Dataset excerpts:
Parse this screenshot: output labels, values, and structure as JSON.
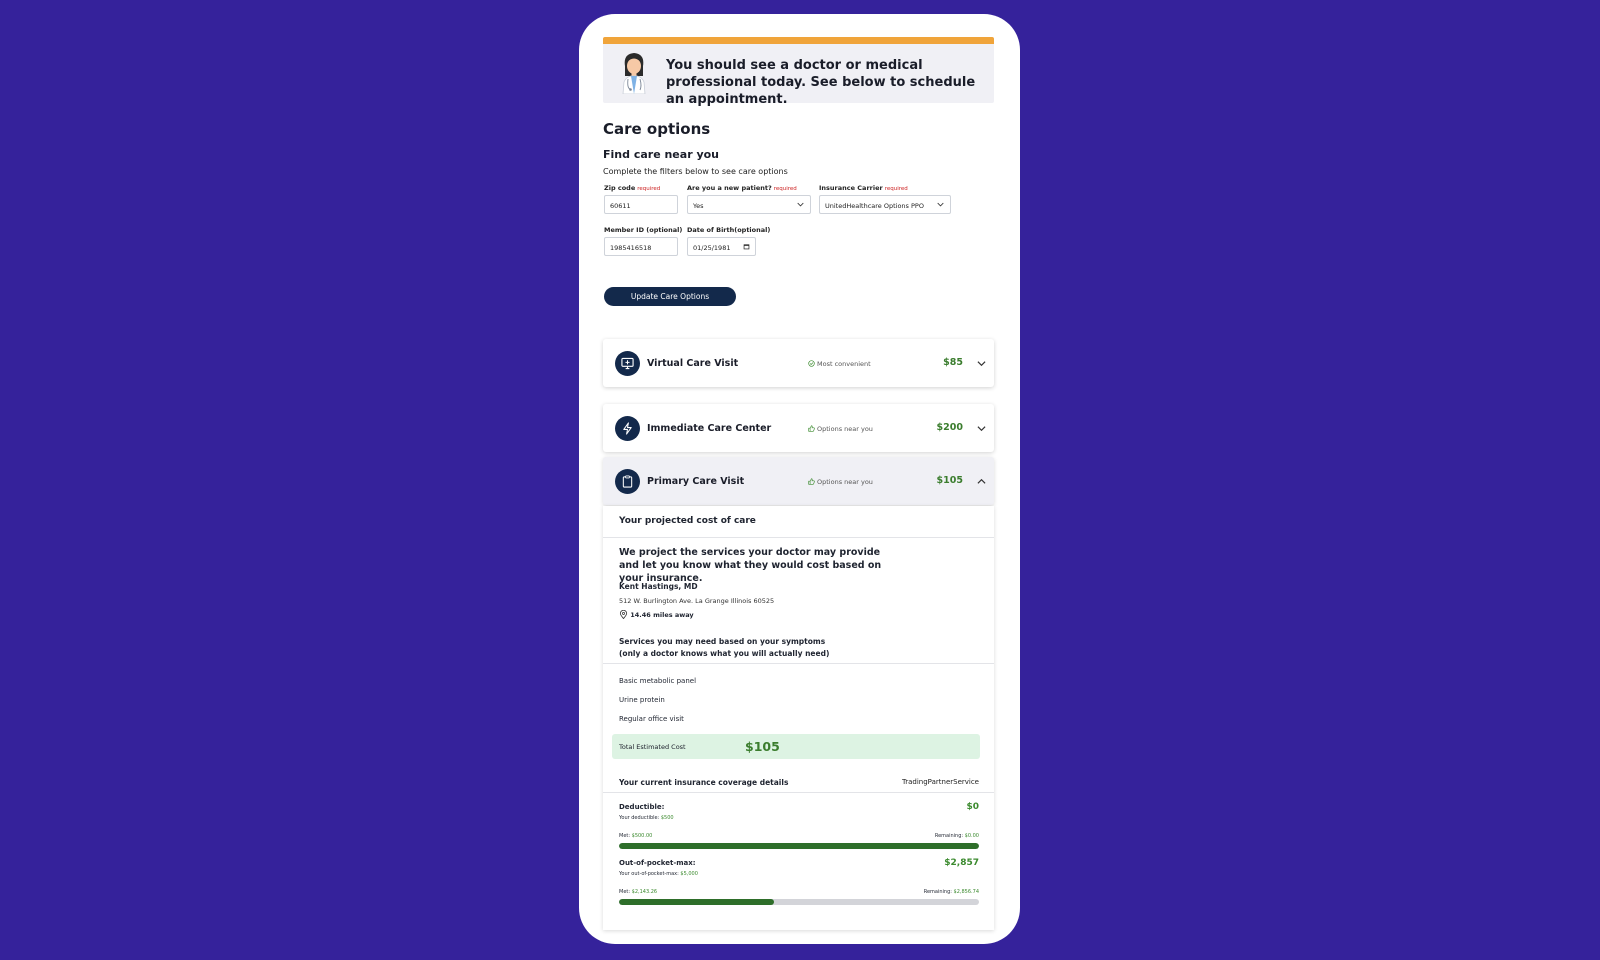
{
  "banner": {
    "message": "You should see a doctor or medical professional today. See below to schedule an appointment.",
    "accent_color": "#f0a43a",
    "avatar_icon": "doctor-avatar"
  },
  "care_options_title": "Care options",
  "find_care": {
    "title": "Find care near you",
    "subtitle": "Complete the filters below to see care options"
  },
  "filters": {
    "required_text": "required",
    "zip_label": "Zip code",
    "zip_value": "60611",
    "new_patient_label": "Are you a new patient?",
    "new_patient_value": "Yes",
    "carrier_label": "Insurance Carrier",
    "carrier_value": "UnitedHealthcare Options PPO",
    "member_label": "Member ID (optional)",
    "member_value": "1985416518",
    "dob_label": "Date of Birth(optional)",
    "dob_value": "01/25/1981",
    "update_button": "Update Care Options"
  },
  "cards": [
    {
      "title": "Virtual Care Visit",
      "tag": "Most convenient",
      "price": "$85",
      "icon": "monitor-icon",
      "expanded": false
    },
    {
      "title": "Immediate Care Center",
      "tag": "Options near you",
      "price": "$200",
      "icon": "lightning-icon",
      "expanded": false
    },
    {
      "title": "Primary Care Visit",
      "tag": "Options near you",
      "price": "$105",
      "icon": "clipboard-icon",
      "expanded": true
    }
  ],
  "detail": {
    "projected_title": "Your projected cost of care",
    "intro": "We project the services your doctor may provide and let you know what they would cost based on your insurance.",
    "doctor_name": "Kent Hastings, MD",
    "address": "512 W. Burlington Ave. La Grange Illinois 60525",
    "distance": "14.46 miles away",
    "services_heading_1": "Services you may need based on your symptoms",
    "services_heading_2": "(only a doctor knows what you will actually need)",
    "services": [
      "Basic metabolic panel",
      "Urine protein",
      "Regular office visit"
    ],
    "total_label": "Total Estimated Cost",
    "total_value": "$105",
    "coverage_title": "Your current insurance coverage details",
    "coverage_source": "TradingPartnerService",
    "deductible": {
      "label": "Deductible:",
      "amount": "$0",
      "your_label": "Your deductible:",
      "your_value": "$500",
      "met_label": "Met:",
      "met_value": "$500.00",
      "remaining_label": "Remaining:",
      "remaining_value": "$0.00",
      "progress": 1.0
    },
    "oop": {
      "label": "Out-of-pocket-max:",
      "amount": "$2,857",
      "your_label": "Your out-of-pocket-max:",
      "your_value": "$5,000",
      "met_label": "Met:",
      "met_value": "$2,143.26",
      "remaining_label": "Remaining:",
      "remaining_value": "$2,856.74",
      "progress": 0.43
    }
  },
  "colors": {
    "background": "#35229b",
    "navy": "#13294b",
    "price_green": "#3b7d2e",
    "progress_green": "#2e6e2a",
    "total_bg": "#ddf3e3"
  }
}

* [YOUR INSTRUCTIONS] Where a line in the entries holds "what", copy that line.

* [ANSWER TO THIS TASK]
    "intro": "We project the services your doctor may provide and let you know what they would cost based on your insurance.",
    "services_heading_2": "(only a doctor knows what you will actually need)",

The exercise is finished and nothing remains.